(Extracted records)
........

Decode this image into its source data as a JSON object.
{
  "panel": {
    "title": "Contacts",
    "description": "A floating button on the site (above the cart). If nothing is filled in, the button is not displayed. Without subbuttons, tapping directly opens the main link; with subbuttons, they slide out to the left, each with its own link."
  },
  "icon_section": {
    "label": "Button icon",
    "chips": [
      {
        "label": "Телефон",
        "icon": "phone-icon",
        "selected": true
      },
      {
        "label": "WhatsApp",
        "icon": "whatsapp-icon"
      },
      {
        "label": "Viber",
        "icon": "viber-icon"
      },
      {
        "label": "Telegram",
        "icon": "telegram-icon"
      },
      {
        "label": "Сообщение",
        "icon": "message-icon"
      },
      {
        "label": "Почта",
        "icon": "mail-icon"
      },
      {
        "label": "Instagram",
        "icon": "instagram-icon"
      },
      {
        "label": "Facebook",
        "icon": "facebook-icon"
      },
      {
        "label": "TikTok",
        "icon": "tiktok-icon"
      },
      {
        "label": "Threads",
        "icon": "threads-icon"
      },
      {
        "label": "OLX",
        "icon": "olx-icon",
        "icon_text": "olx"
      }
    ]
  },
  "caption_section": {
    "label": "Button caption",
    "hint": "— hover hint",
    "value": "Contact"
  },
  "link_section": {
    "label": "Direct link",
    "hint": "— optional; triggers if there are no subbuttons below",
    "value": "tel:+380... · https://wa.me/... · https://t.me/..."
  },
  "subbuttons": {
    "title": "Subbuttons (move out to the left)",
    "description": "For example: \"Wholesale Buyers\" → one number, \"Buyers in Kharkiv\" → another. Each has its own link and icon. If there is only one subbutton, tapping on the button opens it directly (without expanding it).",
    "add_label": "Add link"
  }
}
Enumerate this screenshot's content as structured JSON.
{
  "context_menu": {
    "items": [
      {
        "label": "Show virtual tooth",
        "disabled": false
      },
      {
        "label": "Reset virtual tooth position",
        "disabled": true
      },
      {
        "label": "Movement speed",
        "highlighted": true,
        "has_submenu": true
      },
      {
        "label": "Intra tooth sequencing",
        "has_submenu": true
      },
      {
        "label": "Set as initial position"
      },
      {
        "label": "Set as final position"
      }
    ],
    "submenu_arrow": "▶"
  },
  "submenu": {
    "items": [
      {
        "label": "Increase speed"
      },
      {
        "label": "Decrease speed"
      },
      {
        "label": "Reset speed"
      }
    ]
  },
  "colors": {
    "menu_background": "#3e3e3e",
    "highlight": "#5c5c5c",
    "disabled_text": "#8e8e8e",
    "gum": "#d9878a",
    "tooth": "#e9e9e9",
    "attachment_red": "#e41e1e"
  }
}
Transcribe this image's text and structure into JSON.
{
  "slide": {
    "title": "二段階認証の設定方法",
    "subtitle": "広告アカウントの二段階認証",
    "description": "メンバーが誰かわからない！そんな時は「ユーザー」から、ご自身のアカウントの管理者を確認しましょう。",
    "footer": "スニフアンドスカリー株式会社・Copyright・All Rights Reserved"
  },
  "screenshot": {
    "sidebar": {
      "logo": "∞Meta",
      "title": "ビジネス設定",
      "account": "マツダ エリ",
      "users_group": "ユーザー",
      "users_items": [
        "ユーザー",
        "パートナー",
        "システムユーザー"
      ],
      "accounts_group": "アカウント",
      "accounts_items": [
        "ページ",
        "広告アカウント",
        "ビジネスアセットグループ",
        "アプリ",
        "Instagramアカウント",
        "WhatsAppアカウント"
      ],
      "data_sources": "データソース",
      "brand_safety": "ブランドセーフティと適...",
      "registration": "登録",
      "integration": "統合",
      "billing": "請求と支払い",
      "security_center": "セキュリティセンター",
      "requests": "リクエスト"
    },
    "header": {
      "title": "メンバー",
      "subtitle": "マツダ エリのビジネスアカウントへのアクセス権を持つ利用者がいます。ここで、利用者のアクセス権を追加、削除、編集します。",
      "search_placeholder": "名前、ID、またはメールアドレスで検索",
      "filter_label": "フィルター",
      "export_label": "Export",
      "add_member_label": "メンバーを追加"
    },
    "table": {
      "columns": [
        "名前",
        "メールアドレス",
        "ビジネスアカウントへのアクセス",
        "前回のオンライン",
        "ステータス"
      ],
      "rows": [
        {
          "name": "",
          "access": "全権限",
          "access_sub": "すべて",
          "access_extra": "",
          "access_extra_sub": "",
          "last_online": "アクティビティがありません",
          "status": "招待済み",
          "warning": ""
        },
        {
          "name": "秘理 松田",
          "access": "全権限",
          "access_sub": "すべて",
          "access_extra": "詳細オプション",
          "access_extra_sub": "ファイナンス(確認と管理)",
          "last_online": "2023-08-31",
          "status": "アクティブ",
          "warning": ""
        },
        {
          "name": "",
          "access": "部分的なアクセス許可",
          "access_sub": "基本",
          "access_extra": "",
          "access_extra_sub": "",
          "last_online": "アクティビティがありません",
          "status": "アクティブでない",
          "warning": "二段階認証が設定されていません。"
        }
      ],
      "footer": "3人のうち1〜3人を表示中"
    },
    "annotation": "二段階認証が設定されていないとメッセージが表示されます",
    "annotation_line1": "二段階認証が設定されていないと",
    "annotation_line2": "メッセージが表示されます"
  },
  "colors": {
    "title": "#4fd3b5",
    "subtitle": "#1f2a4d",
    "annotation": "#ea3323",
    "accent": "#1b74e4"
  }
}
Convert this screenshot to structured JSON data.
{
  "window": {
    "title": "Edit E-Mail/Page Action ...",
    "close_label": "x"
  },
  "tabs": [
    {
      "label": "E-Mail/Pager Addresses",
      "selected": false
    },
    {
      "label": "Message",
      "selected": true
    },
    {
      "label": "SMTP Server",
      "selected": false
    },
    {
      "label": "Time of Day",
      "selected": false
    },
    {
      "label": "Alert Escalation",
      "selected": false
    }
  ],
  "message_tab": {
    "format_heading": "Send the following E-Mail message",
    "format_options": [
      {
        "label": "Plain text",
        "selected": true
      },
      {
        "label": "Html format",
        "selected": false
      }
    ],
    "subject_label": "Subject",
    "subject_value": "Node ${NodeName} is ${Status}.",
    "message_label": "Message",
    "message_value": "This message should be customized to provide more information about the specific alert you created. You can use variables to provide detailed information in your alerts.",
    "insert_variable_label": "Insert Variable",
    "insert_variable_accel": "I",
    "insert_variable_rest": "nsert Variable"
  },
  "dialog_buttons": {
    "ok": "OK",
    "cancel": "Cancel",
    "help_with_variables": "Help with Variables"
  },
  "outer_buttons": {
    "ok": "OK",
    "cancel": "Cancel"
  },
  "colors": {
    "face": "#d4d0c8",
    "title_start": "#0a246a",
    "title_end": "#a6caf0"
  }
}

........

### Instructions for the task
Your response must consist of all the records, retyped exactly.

### Response
Decode this image into its source data as a JSON object.
{
  "panel": {
    "title": "Contacts",
    "description": "A floating button on the site (above the cart). If nothing is filled in, the button is not displayed. Without subbuttons, tapping directly opens the main link; with subbuttons, they slide out to the left, each with its own link."
  },
  "icon_section": {
    "label": "Button icon",
    "chips": [
      {
        "label": "Телефон",
        "icon": "phone-icon",
        "selected": true
      },
      {
        "label": "WhatsApp",
        "icon": "whatsapp-icon"
      },
      {
        "label": "Viber",
        "icon": "viber-icon"
      },
      {
        "label": "Telegram",
        "icon": "telegram-icon"
      },
      {
        "label": "Сообщение",
        "icon": "message-icon"
      },
      {
        "label": "Почта",
        "icon": "mail-icon"
      },
      {
        "label": "Instagram",
        "icon": "instagram-icon"
      },
      {
        "label": "Facebook",
        "icon": "facebook-icon"
      },
      {
        "label": "TikTok",
        "icon": "tiktok-icon"
      },
      {
        "label": "Threads",
        "icon": "threads-icon"
      },
      {
        "label": "OLX",
        "icon": "olx-icon",
        "icon_text": "olx"
      }
    ]
  },
  "caption_section": {
    "label": "Button caption",
    "hint": "— hover hint",
    "value": "Contact"
  },
  "link_section": {
    "label": "Direct link",
    "hint": "— optional; triggers if there are no subbuttons below",
    "value": "tel:+380... · https://wa.me/... · https://t.me/..."
  },
  "subbuttons": {
    "title": "Subbuttons (move out to the left)",
    "description": "For example: \"Wholesale Buyers\" → one number, \"Buyers in Kharkiv\" → another. Each has its own link and icon. If there is only one subbutton, tapping on the button opens it directly (without expanding it).",
    "add_label": "Add link"
  }
}
Enumerate this screenshot's content as structured JSON.
{
  "context_menu": {
    "items": [
      {
        "label": "Show virtual tooth",
        "disabled": false
      },
      {
        "label": "Reset virtual tooth position",
        "disabled": true
      },
      {
        "label": "Movement speed",
        "highlighted": true,
        "has_submenu": true
      },
      {
        "label": "Intra tooth sequencing",
        "has_submenu": true
      },
      {
        "label": "Set as initial position"
      },
      {
        "label": "Set as final position"
      }
    ],
    "submenu_arrow": "▶"
  },
  "submenu": {
    "items": [
      {
        "label": "Increase speed"
      },
      {
        "label": "Decrease speed"
      },
      {
        "label": "Reset speed"
      }
    ]
  },
  "colors": {
    "menu_background": "#3e3e3e",
    "highlight": "#5c5c5c",
    "disabled_text": "#8e8e8e",
    "gum": "#d9878a",
    "tooth": "#e9e9e9",
    "attachment_red": "#e41e1e"
  }
}
Transcribe this image's text and structure into JSON.
{
  "slide": {
    "title": "二段階認証の設定方法",
    "subtitle": "広告アカウントの二段階認証",
    "description": "メンバーが誰かわからない！そんな時は「ユーザー」から、ご自身のアカウントの管理者を確認しましょう。",
    "footer": "スニフアンドスカリー株式会社・Copyright・All Rights Reserved"
  },
  "screenshot": {
    "sidebar": {
      "logo": "∞Meta",
      "title": "ビジネス設定",
      "account": "マツダ エリ",
      "users_group": "ユーザー",
      "users_items": [
        "ユーザー",
        "パートナー",
        "システムユーザー"
      ],
      "accounts_group": "アカウント",
      "accounts_items": [
        "ページ",
        "広告アカウント",
        "ビジネスアセットグループ",
        "アプリ",
        "Instagramアカウント",
        "WhatsAppアカウント"
      ],
      "data_sources": "データソース",
      "brand_safety": "ブランドセーフティと適...",
      "registration": "登録",
      "integration": "統合",
      "billing": "請求と支払い",
      "security_center": "セキュリティセンター",
      "requests": "リクエスト"
    },
    "header": {
      "title": "メンバー",
      "subtitle": "マツダ エリのビジネスアカウントへのアクセス権を持つ利用者がいます。ここで、利用者のアクセス権を追加、削除、編集します。",
      "search_placeholder": "名前、ID、またはメールアドレスで検索",
      "filter_label": "フィルター",
      "export_label": "Export",
      "add_member_label": "メンバーを追加"
    },
    "table": {
      "columns": [
        "名前",
        "メールアドレス",
        "ビジネスアカウントへのアクセス",
        "前回のオンライン",
        "ステータス"
      ],
      "rows": [
        {
          "name": "",
          "access": "全権限",
          "access_sub": "すべて",
          "access_extra": "",
          "access_extra_sub": "",
          "last_online": "アクティビティがありません",
          "status": "招待済み",
          "warning": ""
        },
        {
          "name": "秘理 松田",
          "access": "全権限",
          "access_sub": "すべて",
          "access_extra": "詳細オプション",
          "access_extra_sub": "ファイナンス(確認と管理)",
          "last_online": "2023-08-31",
          "status": "アクティブ",
          "warning": ""
        },
        {
          "name": "",
          "access": "部分的なアクセス許可",
          "access_sub": "基本",
          "access_extra": "",
          "access_extra_sub": "",
          "last_online": "アクティビティがありません",
          "status": "アクティブでない",
          "warning": "二段階認証が設定されていません。"
        }
      ],
      "footer": "3人のうち1〜3人を表示中"
    },
    "annotation": "二段階認証が設定されていないとメッセージが表示されます",
    "annotation_line1": "二段階認証が設定されていないと",
    "annotation_line2": "メッセージが表示されます"
  },
  "colors": {
    "title": "#4fd3b5",
    "subtitle": "#1f2a4d",
    "annotation": "#ea3323",
    "accent": "#1b74e4"
  }
}
Convert this screenshot to structured JSON data.
{
  "window": {
    "title": "Edit E-Mail/Page Action ...",
    "close_label": "x"
  },
  "tabs": [
    {
      "label": "E-Mail/Pager Addresses",
      "selected": false
    },
    {
      "label": "Message",
      "selected": true
    },
    {
      "label": "SMTP Server",
      "selected": false
    },
    {
      "label": "Time of Day",
      "selected": false
    },
    {
      "label": "Alert Escalation",
      "selected": false
    }
  ],
  "message_tab": {
    "format_heading": "Send the following E-Mail message",
    "format_options": [
      {
        "label": "Plain text",
        "selected": true
      },
      {
        "label": "Html format",
        "selected": false
      }
    ],
    "subject_label": "Subject",
    "subject_value": "Node ${NodeName} is ${Status}.",
    "message_label": "Message",
    "message_value": "This message should be customized to provide more information about the specific alert you created. You can use variables to provide detailed information in your alerts.",
    "insert_variable_label": "Insert Variable",
    "insert_variable_accel": "I",
    "insert_variable_rest": "nsert Variable"
  },
  "dialog_buttons": {
    "ok": "OK",
    "cancel": "Cancel",
    "help_with_variables": "Help with Variables"
  },
  "outer_buttons": {
    "ok": "OK",
    "cancel": "Cancel"
  },
  "colors": {
    "face": "#d4d0c8",
    "title_start": "#0a246a",
    "title_end": "#a6caf0"
  }
}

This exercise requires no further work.